Kazakhstan’s President Kassym-Jomart Tokayev issued rare criticism of his long-ruling predecessor Tuesday, and said he expected Russian-led forces to leave the troubled Central Asian country in the next 10 days.
The oil-rich country’s descent into chaos has laid bare infighting at the top of a government once dominated by Tokayev’s mentor, 81-year-old Nursultan Nazarbayev.
The older man retains the constitutional status of “Leader of the Nation” despite stepping down from the presidency in 2019.
Addressing lawmakers in a video conference broadcast live, Tokayev fired an eyebrow-raising broadside at Nazarbayev as the post-Soviet country reels from unprecedented violence that began with peaceful protests over an energy price hike.
Tokayev, 68, said Nazarbayev’s rule had created “a layer of wealthy people, even by international standards.”
“The time has come to pay tribute to the people of Kazakhstan and help them on a systematic and regular basis,” Tokayev added, noting that “very profitable companies” would be asked to pay money into a state fund.
“The current system is oriented towards major structures and is based on the principle: ‘everything for friends and laws for everyone else’,” he said.
Both Kazakhstan and Russia have framed last week’s unrest that left dozens dead and almost 10,000 people arrested as a coup attempt assisted by foreign “terrorists”, but have provided little supporting evidence.
Following a request from career diplomat Tokayev, the Moscow-led Collective Security Treaty Organization (CSTO) deployed troops to bring about order and shore up the authorities.
On Tuesday, Tokayev announced “a phased withdrawal” would begin in two days and take “no more than 10 days.”
“The main mission of the CSTO peacekeeping forces has been successfully completed,” he said.
The CSTO mission of more than 2,000 troops was deployed at the peak of the crisis, after armed clashes between government opponents and security forces and a looting spree trashed parts of the largest city Almaty.
The decision was a first for the CSTO, often touted by Moscow as a NATO equivalent but previously reluctant to interfere in unrest in Central Asia, a region with long historical ties to Russia.
Concern has mounted that Moscow could leverage the mission to entrench its influence in Kazakhstan and US Secretary of State Antony Blinken warned that “once Russians are in your house, it’s sometimes very difficult to get them to leave.”
First family thirst
Tokayev appeared to further bolster his position by backing acting prime minister Alikhan Smailov to take on the job permanently on Tuesday — a nomination that won the unanimous support of lawmakers.
Former national security committee chief Karim Masimov — a key Nazarbayev ally viewed as perpetuating the retired president’s influence over the government — was arrested on treason charges Saturday in connection with the unrest.

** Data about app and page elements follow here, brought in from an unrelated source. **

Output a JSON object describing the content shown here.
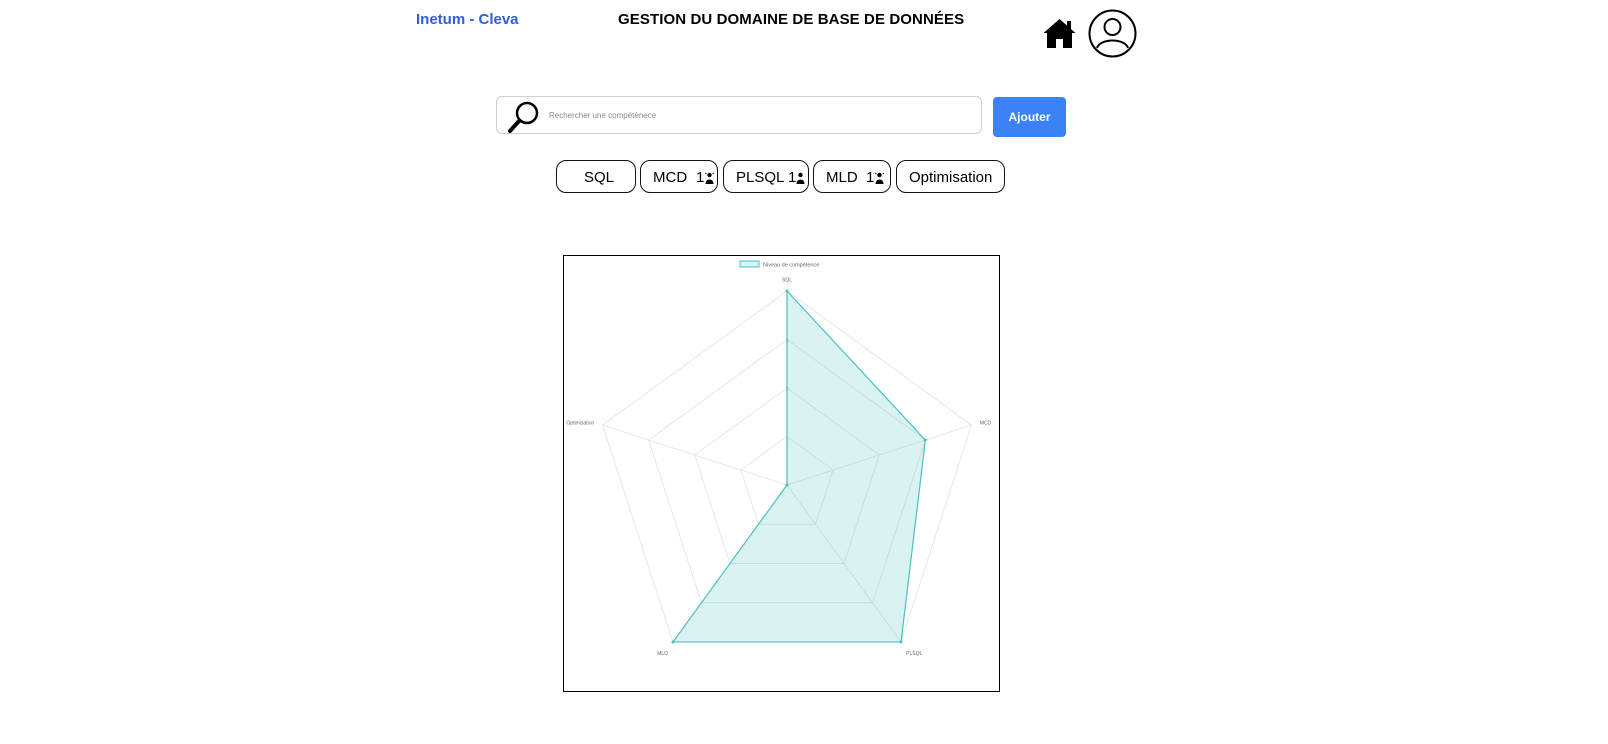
{
  "header": {
    "brand": "Inetum - Cleva",
    "title": "GESTION DU DOMAINE DE BASE DE DONNÉES"
  },
  "search": {
    "placeholder": "Rechercher une compétènece",
    "value": "",
    "add_label": "Ajouter"
  },
  "chips": [
    {
      "label": "SQL",
      "count": ""
    },
    {
      "label": "MCD",
      "count": "1"
    },
    {
      "label": "PLSQL",
      "count": "1"
    },
    {
      "label": "MLD",
      "count": "1"
    },
    {
      "label": "Optimisation",
      "count": ""
    }
  ],
  "colors": {
    "brand": "#2f5fd0",
    "accent": "#3b82f6",
    "series_stroke": "#4bc0c0",
    "series_fill": "rgba(75,192,192,0.2)",
    "grid": "#e6e6e6"
  },
  "icons": {
    "home": "home-icon",
    "avatar": "user-circle-icon",
    "search": "magnifier-icon",
    "chip_user": "user-icon"
  },
  "chart_data": {
    "type": "radar",
    "labels": [
      "SQL",
      "MCD",
      "PLSQL",
      "MLD",
      "Optimisation"
    ],
    "series": [
      {
        "name": "Niveau de compétence",
        "values": [
          4,
          3,
          4,
          4,
          0
        ]
      }
    ],
    "r_range": [
      0,
      4
    ],
    "tick_labels": [
      "1",
      "2",
      "3"
    ],
    "legend_position": "top",
    "grid": true
  }
}
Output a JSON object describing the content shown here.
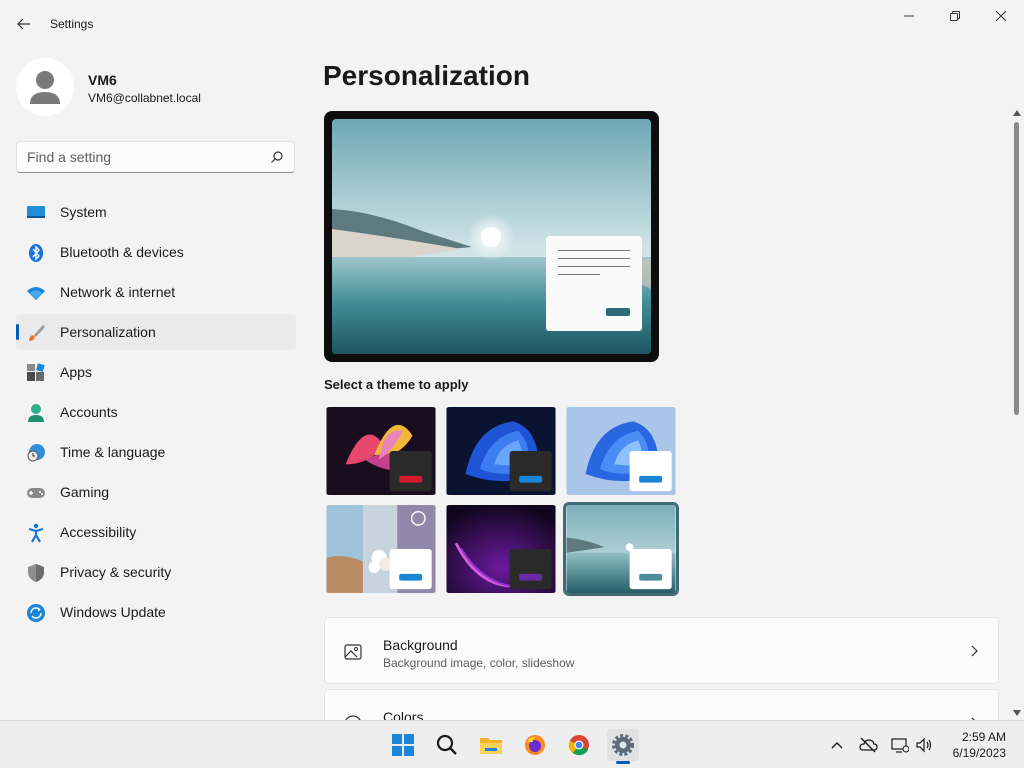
{
  "window": {
    "app_title": "Settings"
  },
  "profile": {
    "name": "VM6",
    "email": "VM6@collabnet.local"
  },
  "search": {
    "placeholder": "Find a setting"
  },
  "nav": {
    "items": [
      {
        "label": "System",
        "icon": "system-icon"
      },
      {
        "label": "Bluetooth & devices",
        "icon": "bluetooth-icon"
      },
      {
        "label": "Network & internet",
        "icon": "wifi-icon"
      },
      {
        "label": "Personalization",
        "icon": "paintbrush-icon",
        "active": true
      },
      {
        "label": "Apps",
        "icon": "apps-icon"
      },
      {
        "label": "Accounts",
        "icon": "accounts-icon"
      },
      {
        "label": "Time & language",
        "icon": "globe-clock-icon"
      },
      {
        "label": "Gaming",
        "icon": "gamepad-icon"
      },
      {
        "label": "Accessibility",
        "icon": "accessibility-icon"
      },
      {
        "label": "Privacy & security",
        "icon": "shield-icon"
      },
      {
        "label": "Windows Update",
        "icon": "update-icon"
      }
    ]
  },
  "main": {
    "title": "Personalization",
    "theme_section_label": "Select a theme to apply",
    "themes": [
      {
        "name": "glow",
        "selected": false
      },
      {
        "name": "windows-dark",
        "selected": false
      },
      {
        "name": "windows-light",
        "selected": false
      },
      {
        "name": "spotlight",
        "selected": false
      },
      {
        "name": "flow",
        "selected": false
      },
      {
        "name": "captured-motion",
        "selected": true
      }
    ],
    "cards": [
      {
        "title": "Background",
        "subtitle": "Background image, color, slideshow",
        "icon": "image-icon"
      },
      {
        "title": "Colors",
        "subtitle": "",
        "icon": "palette-icon"
      }
    ]
  },
  "taskbar": {
    "apps": [
      "start-icon",
      "search-icon",
      "file-explorer-icon",
      "firefox-icon",
      "chrome-icon",
      "settings-icon"
    ],
    "clock": {
      "time": "2:59 AM",
      "date": "6/19/2023"
    }
  },
  "colors": {
    "accent": "#005fb8",
    "background": "#f3f3f3",
    "card": "#fbfbfb"
  }
}
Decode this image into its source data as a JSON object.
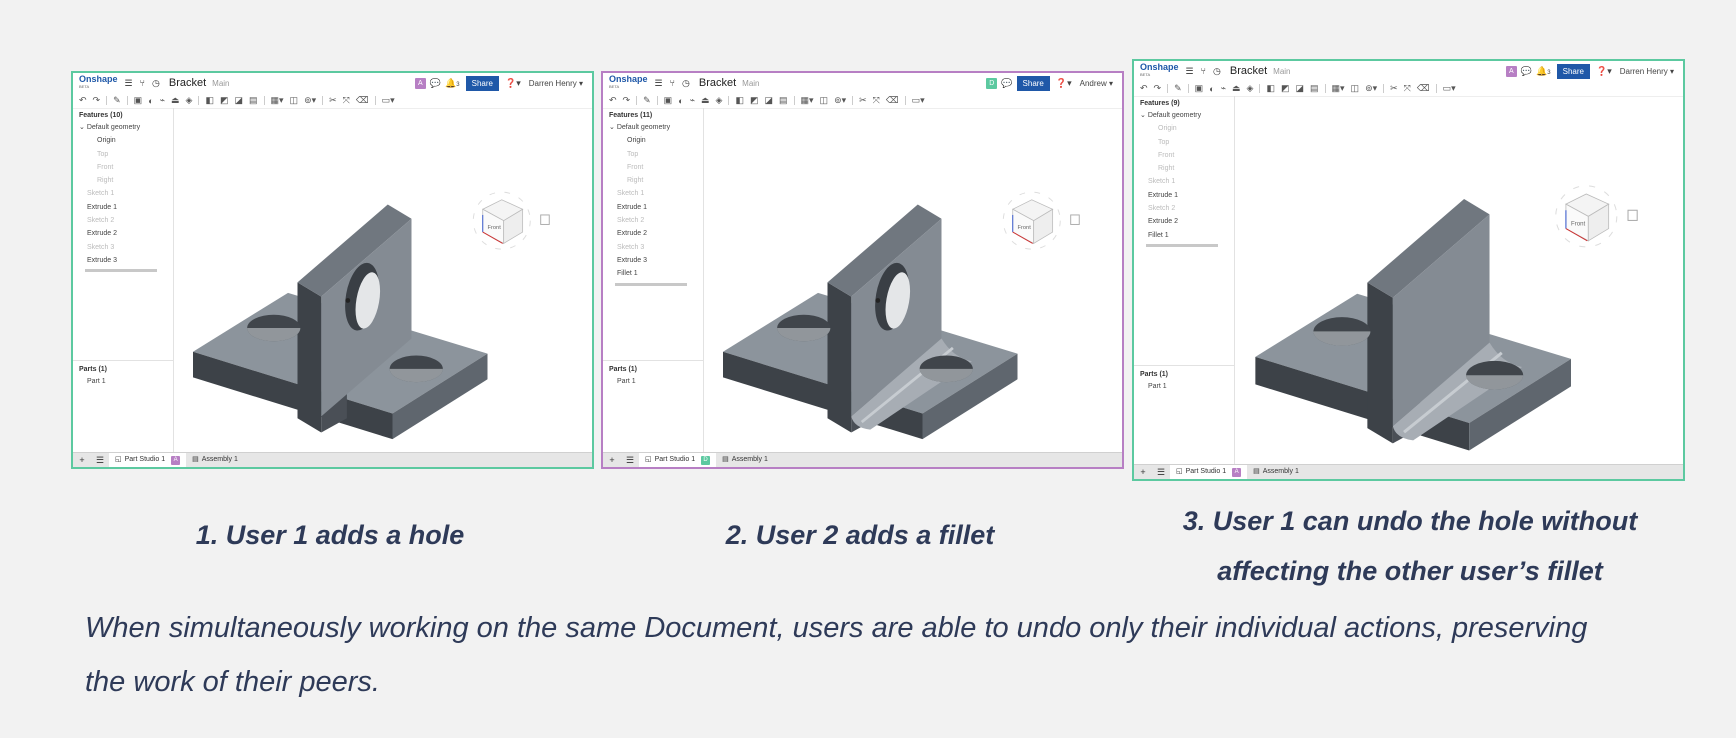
{
  "colors": {
    "teal_border": "#5cc9a0",
    "purple_border": "#b77fc4",
    "brand_blue": "#1f58a8",
    "text": "#2e3a58",
    "badge_purple": "#b77fc4",
    "badge_green": "#5cc9a0"
  },
  "common": {
    "logo": "Onshape",
    "logo_sub": "BETA",
    "doc_title": "Bracket",
    "branch": "Main",
    "share": "Share",
    "features_label": "Default geometry",
    "parts_title": "Parts (1)",
    "part_item": "Part 1",
    "tab_part_studio": "Part Studio 1",
    "tab_assembly": "Assembly 1"
  },
  "panels": [
    {
      "badge": "A",
      "user": "Darren Henry",
      "features_title": "Features (10)",
      "notif_count": "3",
      "items": [
        {
          "label": "Origin",
          "style": "ind"
        },
        {
          "label": "Top",
          "style": "ind dim"
        },
        {
          "label": "Front",
          "style": "ind dim"
        },
        {
          "label": "Right",
          "style": "ind dim"
        },
        {
          "label": "Sketch 1",
          "style": "mid dim"
        },
        {
          "label": "Extrude 1",
          "style": "mid"
        },
        {
          "label": "Sketch 2",
          "style": "mid dim"
        },
        {
          "label": "Extrude 2",
          "style": "mid"
        },
        {
          "label": "Sketch 3",
          "style": "mid dim"
        },
        {
          "label": "Extrude 3",
          "style": "mid"
        }
      ],
      "hole": true,
      "fillet": false
    },
    {
      "badge": "D",
      "user": "Andrew",
      "features_title": "Features (11)",
      "items": [
        {
          "label": "Origin",
          "style": "ind"
        },
        {
          "label": "Top",
          "style": "ind dim"
        },
        {
          "label": "Front",
          "style": "ind dim"
        },
        {
          "label": "Right",
          "style": "ind dim"
        },
        {
          "label": "Sketch 1",
          "style": "mid dim"
        },
        {
          "label": "Extrude 1",
          "style": "mid"
        },
        {
          "label": "Sketch 2",
          "style": "mid dim"
        },
        {
          "label": "Extrude 2",
          "style": "mid"
        },
        {
          "label": "Sketch 3",
          "style": "mid dim"
        },
        {
          "label": "Extrude 3",
          "style": "mid"
        },
        {
          "label": "Fillet 1",
          "style": "mid"
        }
      ],
      "hole": true,
      "fillet": true
    },
    {
      "badge": "A",
      "user": "Darren Henry",
      "features_title": "Features (9)",
      "notif_count": "3",
      "items": [
        {
          "label": "Origin",
          "style": "ind dim"
        },
        {
          "label": "Top",
          "style": "ind dim"
        },
        {
          "label": "Front",
          "style": "ind dim"
        },
        {
          "label": "Right",
          "style": "ind dim"
        },
        {
          "label": "Sketch 1",
          "style": "mid dim"
        },
        {
          "label": "Extrude 1",
          "style": "mid"
        },
        {
          "label": "Sketch 2",
          "style": "mid dim"
        },
        {
          "label": "Extrude 2",
          "style": "mid"
        },
        {
          "label": "Fillet 1",
          "style": "mid"
        }
      ],
      "hole": false,
      "fillet": true
    }
  ],
  "captions": {
    "step1": "1.  User 1 adds a hole",
    "step2": "2.  User 2 adds a fillet",
    "step3_line1": "3.  User 1 can undo the hole without",
    "step3_line2": "affecting the other user’s fillet"
  },
  "footer": {
    "line1": "When simultaneously working on the same Document, users are able to undo only their individual actions, preserving",
    "line2": "the work of their peers."
  },
  "icons": [
    "undo-icon",
    "redo-icon",
    "sketch-icon",
    "menu-icon",
    "branch-icon",
    "history-icon",
    "chat-icon",
    "bell-icon",
    "help-icon",
    "view-cube-icon",
    "add-tab-icon",
    "tab-list-icon"
  ]
}
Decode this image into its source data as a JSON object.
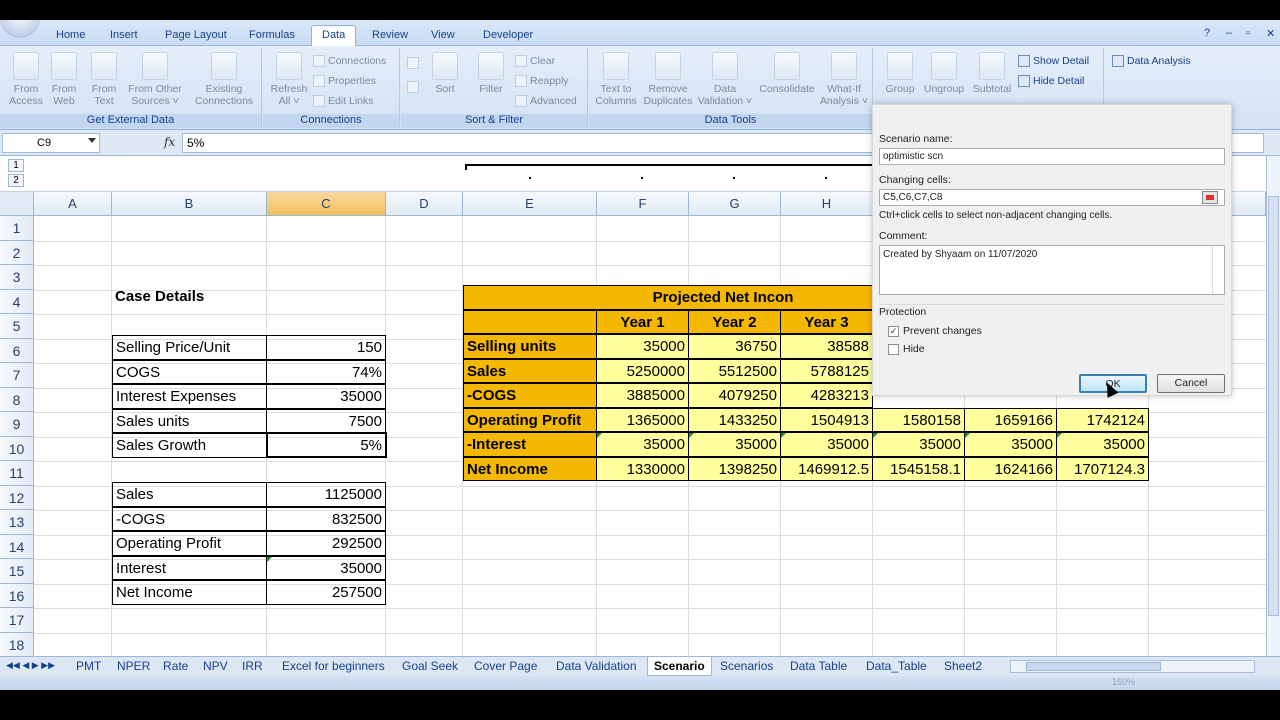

Even if Nazarbayev — the son of shepherds who rose through the communist party’s ranks — is now being sidelined politically, dislodging his family’s extensive interests in Central Asia’s largest economy may take time.
In a significant move Tuesday, Tokayev announced plans to bring an end to a widely criticized private recycling monopoly linked to Nazarbayev’s youngest daughter, Aliya Nazarbayeva, 41.
“This should be done by a state organization, like in other countries,” he said of the scheme.
But middle daughter Dinara and her husband Timur Kulibayev control Halyk, the largest commercial bank, and are among the richest people in the country. Kulibayev is moreover a key player in the flagship oil sector.
Oldest daughter Dariga Nazarbayeva’s political career, mainly in the rubber-stamp legislature, has been marked by a series of controversial statements and perceptions of an abrasive style.
The 58-year-old’s reported business interests are also rumored to be extensive.
Leaks of offshore financial data and a High Court challenge in London have meanwhile revealed the extent of her family’s foreign property holdings — part of a trend of capital leaving that country that Nazarbayev officially discouraged while president.
Many residents of Almaty credited the CSTO as a stabilizing force that had helped Tokayev gain control over the situation after spending several days inside as gunfire echoed around the city.
Roza Matayeva, a 45-year-old English teacher, got used to tuning in to her radio during the five-day internet blackout in Kazakhstan’s financial hub that ended briefly Monday morning before the city of 1.8 million went offline again at lunchtime.
News that the Moscow-led bloc had agreed to Tokayev’s request to send a detachment “brought relief and hope that the situation will be decided for the best in the near future,” she told AFP.
“I welcome cooperation with Russia. I think there is no threat to our sovereignty.”